Moyo last month convened a meeting of party heavyweights to organise resistance to Joyce Mujuru, Mugabe’s chosen candidate for the vice presidency, and to manoeuvre parliamentary speaker Emmerson Mnangagwa, into the position.
In his closing speech on Saturday night, Mugabe indirectly denounced Moyo and the faction supporting Mnangagwa as political prostitutes who were impelled by their love of power.
No elections were held at the congress for any of the party’s leadership positions.
Mugabe’s nomination for the presidency of the party was unanimous as it has been at every congress since independence in 1980.
“I stand here renewed, reinvigorated, rejuvenated, born-again,” he said in his closing speech to the 9 600 party faithful, dominated by shabbily dressed, thin and largely uneducated peasants.
Moyo and his supporters were voted into the central committee in elections held two weeks ago in their provincial councils. However, they were vetted out, said party chairperson John Nkomo. Members of Mugabe’s old guard who failed to be elected in the provincial elections were vetted in.
In the nominations for the successor to former vice-president Simon Muzenda who died last year aged 81, Mujuru and Mnangagwa were set to battle it out for a vote in congress because they both fell short of the required number of nominations for automatic election to the post.
Mugabe stopped Mnangagwa by changing the rules and decreeing that only a woman would be able to stand for nominations. He further ensured that no other woman could stand against Mujuru by cancelling a pro-Mnangagwa vote in one of the provinces and ordering it to be taken again.
It produced the desired result and Mujuru was not subjected to an election.
Mugabe appealed to the congress not to be narrow-minded about having a woman vice-president, but observers say few people believe Mugabe is serious about having a woman as the next president of Zimbabwe.
“Mugabe regards Mnangagwa as dangerously ambitious,” said a Western diplomat.
“He doesn’t want someone like that as vice-president drumming his fingers while he waits for Mugabe to die.
The only reason he installed Mujuru was to sideline Mnangagwa with someone who is both weak and loyal.”
Mugabe has few achievements in the issue of gender equality, said political commentator Eliphas Mukonoweshuro.
“He is part of a very traditional male dominated society,” he said.
“Zimbabwe is not ready for a woman president.”
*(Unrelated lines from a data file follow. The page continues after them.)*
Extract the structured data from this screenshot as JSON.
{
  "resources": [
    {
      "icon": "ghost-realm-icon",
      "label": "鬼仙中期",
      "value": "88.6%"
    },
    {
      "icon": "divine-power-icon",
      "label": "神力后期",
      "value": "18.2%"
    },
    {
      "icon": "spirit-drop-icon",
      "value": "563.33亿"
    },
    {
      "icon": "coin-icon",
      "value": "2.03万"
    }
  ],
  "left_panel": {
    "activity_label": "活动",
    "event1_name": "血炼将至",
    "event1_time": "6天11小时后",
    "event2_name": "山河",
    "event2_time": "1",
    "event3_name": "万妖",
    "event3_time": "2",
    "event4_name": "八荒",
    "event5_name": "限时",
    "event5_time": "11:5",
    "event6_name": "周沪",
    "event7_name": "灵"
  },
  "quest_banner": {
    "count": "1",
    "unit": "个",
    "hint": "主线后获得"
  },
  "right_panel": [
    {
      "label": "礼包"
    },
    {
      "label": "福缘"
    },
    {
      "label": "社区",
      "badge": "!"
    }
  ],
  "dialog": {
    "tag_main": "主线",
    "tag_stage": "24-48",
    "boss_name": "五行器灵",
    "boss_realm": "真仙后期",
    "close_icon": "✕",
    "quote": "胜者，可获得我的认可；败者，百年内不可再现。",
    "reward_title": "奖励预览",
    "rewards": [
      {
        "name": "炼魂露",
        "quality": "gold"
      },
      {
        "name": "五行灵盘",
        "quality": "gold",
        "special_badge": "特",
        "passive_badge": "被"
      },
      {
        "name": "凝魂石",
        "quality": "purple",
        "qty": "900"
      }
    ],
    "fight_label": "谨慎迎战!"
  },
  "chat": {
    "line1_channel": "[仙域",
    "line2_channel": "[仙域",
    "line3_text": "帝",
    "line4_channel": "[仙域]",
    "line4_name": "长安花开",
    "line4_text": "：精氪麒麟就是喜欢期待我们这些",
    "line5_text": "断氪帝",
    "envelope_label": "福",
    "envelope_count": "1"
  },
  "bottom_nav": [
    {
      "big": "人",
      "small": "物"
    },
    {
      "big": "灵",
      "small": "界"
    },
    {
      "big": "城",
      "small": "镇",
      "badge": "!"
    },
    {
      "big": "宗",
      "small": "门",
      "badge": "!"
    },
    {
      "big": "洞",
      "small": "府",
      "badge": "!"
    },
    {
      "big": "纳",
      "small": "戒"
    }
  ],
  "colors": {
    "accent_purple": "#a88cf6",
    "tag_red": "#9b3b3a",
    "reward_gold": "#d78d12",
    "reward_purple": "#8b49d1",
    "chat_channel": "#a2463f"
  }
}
Caesar Zivayi, a staunch pro-Mugabe columnist in the state press, last week wrote of the vibrancy of women in Zanu-PF, saying this was the secret of the party’s success.
According to him, “it is women who cooked for, harboured and washed liberation fighters combat fatigues”. - Sapa-DPA